Pull every line that holds the word "this" from the entries.

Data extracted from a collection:
*** Begin section ***

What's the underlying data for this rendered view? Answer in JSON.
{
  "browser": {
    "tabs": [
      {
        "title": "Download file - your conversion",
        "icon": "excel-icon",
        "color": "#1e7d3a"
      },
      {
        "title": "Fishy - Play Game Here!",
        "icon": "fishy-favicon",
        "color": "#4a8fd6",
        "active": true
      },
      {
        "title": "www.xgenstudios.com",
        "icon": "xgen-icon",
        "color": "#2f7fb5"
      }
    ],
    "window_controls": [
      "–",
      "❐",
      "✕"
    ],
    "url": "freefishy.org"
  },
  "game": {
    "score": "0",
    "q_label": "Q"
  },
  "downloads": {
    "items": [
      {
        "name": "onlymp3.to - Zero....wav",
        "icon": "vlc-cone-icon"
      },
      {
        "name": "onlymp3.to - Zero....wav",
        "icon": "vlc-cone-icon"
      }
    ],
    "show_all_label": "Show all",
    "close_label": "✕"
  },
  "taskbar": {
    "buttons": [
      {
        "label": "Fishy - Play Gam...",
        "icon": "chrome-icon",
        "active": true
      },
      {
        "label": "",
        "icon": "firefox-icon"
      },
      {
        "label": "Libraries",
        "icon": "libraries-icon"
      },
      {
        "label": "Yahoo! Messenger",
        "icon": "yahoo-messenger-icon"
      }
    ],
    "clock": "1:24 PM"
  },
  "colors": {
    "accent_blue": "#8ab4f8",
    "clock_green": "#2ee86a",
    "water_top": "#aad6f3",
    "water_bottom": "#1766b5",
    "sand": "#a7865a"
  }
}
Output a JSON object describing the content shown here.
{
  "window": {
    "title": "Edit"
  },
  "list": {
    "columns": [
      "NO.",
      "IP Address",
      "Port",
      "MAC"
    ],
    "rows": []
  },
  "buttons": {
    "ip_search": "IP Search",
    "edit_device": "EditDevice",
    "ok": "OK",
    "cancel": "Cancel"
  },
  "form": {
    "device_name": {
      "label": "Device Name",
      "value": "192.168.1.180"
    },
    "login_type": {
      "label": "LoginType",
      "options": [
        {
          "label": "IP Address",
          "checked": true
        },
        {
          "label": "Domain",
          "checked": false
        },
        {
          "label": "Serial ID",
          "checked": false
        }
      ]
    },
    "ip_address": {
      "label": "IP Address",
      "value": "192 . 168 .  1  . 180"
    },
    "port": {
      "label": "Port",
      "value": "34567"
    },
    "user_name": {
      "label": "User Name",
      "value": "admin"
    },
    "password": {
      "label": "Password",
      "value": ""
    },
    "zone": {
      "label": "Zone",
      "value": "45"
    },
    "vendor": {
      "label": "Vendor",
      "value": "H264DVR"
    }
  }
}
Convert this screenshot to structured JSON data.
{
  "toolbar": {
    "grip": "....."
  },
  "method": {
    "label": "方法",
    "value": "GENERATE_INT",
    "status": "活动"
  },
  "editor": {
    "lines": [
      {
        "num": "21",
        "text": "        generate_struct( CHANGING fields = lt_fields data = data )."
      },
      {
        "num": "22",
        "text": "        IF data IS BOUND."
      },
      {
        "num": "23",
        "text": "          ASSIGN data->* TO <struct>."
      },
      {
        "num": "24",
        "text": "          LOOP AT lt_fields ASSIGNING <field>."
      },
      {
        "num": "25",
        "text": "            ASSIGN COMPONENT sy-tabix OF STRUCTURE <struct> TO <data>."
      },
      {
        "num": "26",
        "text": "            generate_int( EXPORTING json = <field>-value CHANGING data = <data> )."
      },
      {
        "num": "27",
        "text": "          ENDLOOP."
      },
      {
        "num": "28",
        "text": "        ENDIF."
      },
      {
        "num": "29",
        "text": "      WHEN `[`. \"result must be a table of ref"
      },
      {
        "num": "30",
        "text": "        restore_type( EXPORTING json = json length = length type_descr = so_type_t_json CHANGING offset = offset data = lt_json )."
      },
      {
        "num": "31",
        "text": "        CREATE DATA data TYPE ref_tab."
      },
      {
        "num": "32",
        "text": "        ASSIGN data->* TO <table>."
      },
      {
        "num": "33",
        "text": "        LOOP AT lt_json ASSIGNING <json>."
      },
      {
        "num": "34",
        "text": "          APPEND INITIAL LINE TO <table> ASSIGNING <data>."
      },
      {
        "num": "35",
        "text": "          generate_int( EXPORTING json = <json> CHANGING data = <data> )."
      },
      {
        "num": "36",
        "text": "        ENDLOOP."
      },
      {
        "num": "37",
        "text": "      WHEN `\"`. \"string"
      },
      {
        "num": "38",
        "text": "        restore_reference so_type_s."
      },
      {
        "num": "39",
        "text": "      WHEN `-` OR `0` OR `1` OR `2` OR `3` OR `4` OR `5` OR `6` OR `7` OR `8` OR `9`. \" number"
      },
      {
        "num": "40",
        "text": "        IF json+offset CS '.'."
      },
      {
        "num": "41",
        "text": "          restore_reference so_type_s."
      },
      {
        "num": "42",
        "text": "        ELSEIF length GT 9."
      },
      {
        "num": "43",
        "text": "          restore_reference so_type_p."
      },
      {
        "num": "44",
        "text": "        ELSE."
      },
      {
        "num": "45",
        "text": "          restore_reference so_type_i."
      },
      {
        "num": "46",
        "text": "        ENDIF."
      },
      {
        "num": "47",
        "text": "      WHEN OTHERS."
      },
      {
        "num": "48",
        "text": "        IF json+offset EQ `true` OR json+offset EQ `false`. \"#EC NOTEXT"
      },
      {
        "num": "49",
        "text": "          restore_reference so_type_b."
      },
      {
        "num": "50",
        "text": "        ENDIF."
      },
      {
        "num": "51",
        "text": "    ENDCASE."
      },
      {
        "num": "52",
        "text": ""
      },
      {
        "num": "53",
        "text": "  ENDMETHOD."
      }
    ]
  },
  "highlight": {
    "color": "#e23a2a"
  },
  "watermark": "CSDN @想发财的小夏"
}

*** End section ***

### Exercise answer:
What's the underlying data for this rendered view? Answer in JSON.
Convert this screenshot to structured JSON data.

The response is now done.